The world is divided into people who think they are right.
It took me a few seconds to understand that there was no more to this sentence. Each side of the divide claims the higher ground of being right, being righteous, being morally superior, being more ethical, being smarter, being better.
Nowhere was this more evident to me than in the case of two business owners, each of whom denied service to a customer based on their own sense of morality. The customers in both cases were denied service because of who they were, not because they were engaged in any behavior disruptive to the businesses in question.
I’m not here to debate the legalities, the politics, or any other aspect of the owners’ decisions. What caught my attention was the reactions to the decisions. One group of people condemned the first owner and praised the second. Another group of people praised the first and condemned the second.
Neither group seemed to see any contradiction in their own opposite reactions to basically the same scenario. And of course each group saw their reactions as the “right” ones.
But how can any of this be right? How can any of this lead to anything other than more division, more distrust, more judgment, more hatred, more insistence, more fighting, more of everything that brings us down as human beings?

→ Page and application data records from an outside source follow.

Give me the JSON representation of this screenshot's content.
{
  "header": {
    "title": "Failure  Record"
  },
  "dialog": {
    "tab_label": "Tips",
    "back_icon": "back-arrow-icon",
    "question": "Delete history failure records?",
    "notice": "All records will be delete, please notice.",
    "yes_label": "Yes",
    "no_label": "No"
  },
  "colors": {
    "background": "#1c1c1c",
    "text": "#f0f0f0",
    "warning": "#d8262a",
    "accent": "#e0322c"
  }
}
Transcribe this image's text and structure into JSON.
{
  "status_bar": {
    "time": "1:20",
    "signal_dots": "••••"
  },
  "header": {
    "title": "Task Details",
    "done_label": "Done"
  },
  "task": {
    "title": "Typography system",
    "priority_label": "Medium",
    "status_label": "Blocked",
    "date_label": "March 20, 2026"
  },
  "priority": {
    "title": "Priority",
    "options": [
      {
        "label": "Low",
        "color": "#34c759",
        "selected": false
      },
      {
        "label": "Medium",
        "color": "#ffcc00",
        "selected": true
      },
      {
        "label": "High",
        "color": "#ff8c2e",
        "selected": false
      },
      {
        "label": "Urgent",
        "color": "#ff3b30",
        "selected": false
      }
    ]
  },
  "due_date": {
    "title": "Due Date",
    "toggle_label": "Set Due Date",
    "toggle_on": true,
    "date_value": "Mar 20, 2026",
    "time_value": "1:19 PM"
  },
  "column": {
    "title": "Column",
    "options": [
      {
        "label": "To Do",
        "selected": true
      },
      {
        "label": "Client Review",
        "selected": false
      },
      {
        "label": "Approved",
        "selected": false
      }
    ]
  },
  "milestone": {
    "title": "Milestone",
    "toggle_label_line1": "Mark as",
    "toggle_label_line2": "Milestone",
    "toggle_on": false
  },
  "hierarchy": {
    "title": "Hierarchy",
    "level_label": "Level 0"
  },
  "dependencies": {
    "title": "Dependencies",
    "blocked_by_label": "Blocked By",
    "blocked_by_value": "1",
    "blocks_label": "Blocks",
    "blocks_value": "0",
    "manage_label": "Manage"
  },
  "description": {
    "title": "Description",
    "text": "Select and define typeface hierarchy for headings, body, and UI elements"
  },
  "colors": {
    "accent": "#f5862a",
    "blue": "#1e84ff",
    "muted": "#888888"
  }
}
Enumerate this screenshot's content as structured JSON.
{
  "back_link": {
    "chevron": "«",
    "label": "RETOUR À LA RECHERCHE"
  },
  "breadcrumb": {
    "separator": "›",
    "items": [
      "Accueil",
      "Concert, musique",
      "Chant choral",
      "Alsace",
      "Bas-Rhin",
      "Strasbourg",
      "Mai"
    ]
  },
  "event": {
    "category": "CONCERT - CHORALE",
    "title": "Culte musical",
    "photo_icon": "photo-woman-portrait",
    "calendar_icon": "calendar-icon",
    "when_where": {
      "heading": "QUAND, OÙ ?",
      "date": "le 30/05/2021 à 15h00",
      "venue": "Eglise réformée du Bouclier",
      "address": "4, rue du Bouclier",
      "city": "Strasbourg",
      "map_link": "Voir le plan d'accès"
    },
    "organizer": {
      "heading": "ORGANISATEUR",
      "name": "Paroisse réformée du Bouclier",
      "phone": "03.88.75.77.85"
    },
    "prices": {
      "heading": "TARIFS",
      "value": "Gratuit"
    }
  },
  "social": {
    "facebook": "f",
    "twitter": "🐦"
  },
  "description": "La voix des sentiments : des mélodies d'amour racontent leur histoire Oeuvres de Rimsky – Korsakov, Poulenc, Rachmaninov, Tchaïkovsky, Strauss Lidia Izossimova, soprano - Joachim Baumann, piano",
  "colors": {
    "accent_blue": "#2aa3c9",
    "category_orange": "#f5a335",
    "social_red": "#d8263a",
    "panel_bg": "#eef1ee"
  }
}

Kuan Yin, goddess of mercy, please pour your nectar of compassion over all of us, over both business owners, over both customers, over all who have furthered the divide, and over all who seek to bridge it. Help us love with the love that we profess to believe in, help us open our hearts to receive the grace we long for, help us reach through our fear to find a hand on the other side. May we shine like the sun and nourish like the rain.
For the sun rises on the evil and the good, and the rain falls on the just and the unjust. ~Matthew 5:45